(Interface dataset entries)
[Start of section]

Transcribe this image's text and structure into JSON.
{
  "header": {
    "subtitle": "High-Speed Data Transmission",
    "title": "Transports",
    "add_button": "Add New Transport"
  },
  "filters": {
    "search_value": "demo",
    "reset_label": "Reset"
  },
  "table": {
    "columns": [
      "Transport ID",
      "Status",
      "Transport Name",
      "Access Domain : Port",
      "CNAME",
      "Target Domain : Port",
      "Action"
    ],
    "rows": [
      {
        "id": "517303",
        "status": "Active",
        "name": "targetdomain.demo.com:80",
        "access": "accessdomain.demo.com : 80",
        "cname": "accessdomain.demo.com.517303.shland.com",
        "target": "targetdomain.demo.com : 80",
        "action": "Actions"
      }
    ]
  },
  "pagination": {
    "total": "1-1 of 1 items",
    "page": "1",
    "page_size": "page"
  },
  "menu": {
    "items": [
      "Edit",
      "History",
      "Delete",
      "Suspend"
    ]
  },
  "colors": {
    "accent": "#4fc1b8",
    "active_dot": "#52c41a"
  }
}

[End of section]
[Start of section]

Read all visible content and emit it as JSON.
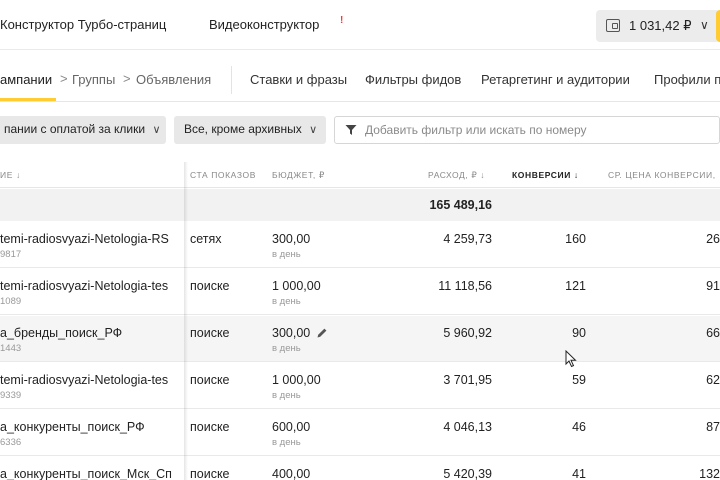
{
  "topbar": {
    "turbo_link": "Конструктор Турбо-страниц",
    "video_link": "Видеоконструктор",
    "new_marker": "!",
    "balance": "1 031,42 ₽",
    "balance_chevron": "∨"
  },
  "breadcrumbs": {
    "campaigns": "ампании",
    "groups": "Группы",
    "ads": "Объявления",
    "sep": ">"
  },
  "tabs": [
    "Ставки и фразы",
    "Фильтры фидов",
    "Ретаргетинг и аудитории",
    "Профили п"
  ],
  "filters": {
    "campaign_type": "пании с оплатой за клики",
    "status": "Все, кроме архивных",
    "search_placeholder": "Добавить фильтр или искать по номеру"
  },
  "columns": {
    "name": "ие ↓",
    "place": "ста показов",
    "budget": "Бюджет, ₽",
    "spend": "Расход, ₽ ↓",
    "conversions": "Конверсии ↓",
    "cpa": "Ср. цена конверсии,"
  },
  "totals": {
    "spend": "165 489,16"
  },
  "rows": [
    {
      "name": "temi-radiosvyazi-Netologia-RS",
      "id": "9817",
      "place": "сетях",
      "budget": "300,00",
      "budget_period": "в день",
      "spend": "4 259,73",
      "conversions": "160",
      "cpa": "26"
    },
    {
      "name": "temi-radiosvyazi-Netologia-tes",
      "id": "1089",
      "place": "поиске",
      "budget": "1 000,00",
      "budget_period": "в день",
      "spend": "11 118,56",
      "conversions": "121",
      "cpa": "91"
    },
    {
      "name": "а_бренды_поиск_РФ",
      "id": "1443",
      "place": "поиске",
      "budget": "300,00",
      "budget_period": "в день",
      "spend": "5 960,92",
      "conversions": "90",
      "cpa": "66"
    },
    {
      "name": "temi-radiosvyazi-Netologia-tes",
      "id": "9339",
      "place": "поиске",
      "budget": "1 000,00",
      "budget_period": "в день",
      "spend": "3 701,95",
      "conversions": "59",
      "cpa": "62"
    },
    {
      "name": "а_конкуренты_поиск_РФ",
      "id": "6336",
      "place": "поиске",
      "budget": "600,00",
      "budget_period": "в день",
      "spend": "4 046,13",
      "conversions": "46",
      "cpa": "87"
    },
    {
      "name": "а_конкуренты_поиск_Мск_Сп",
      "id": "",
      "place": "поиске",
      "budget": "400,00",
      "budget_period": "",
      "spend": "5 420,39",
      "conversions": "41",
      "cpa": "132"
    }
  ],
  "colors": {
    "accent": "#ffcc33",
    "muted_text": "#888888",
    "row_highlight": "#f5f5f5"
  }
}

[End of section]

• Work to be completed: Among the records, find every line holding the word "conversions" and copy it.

• Task result:
    "conversions": "Конверсии ↓",
      "conversions": "160",
      "conversions": "121",
      "conversions": "90",
      "conversions": "59",
      "conversions": "46",
      "conversions": "41",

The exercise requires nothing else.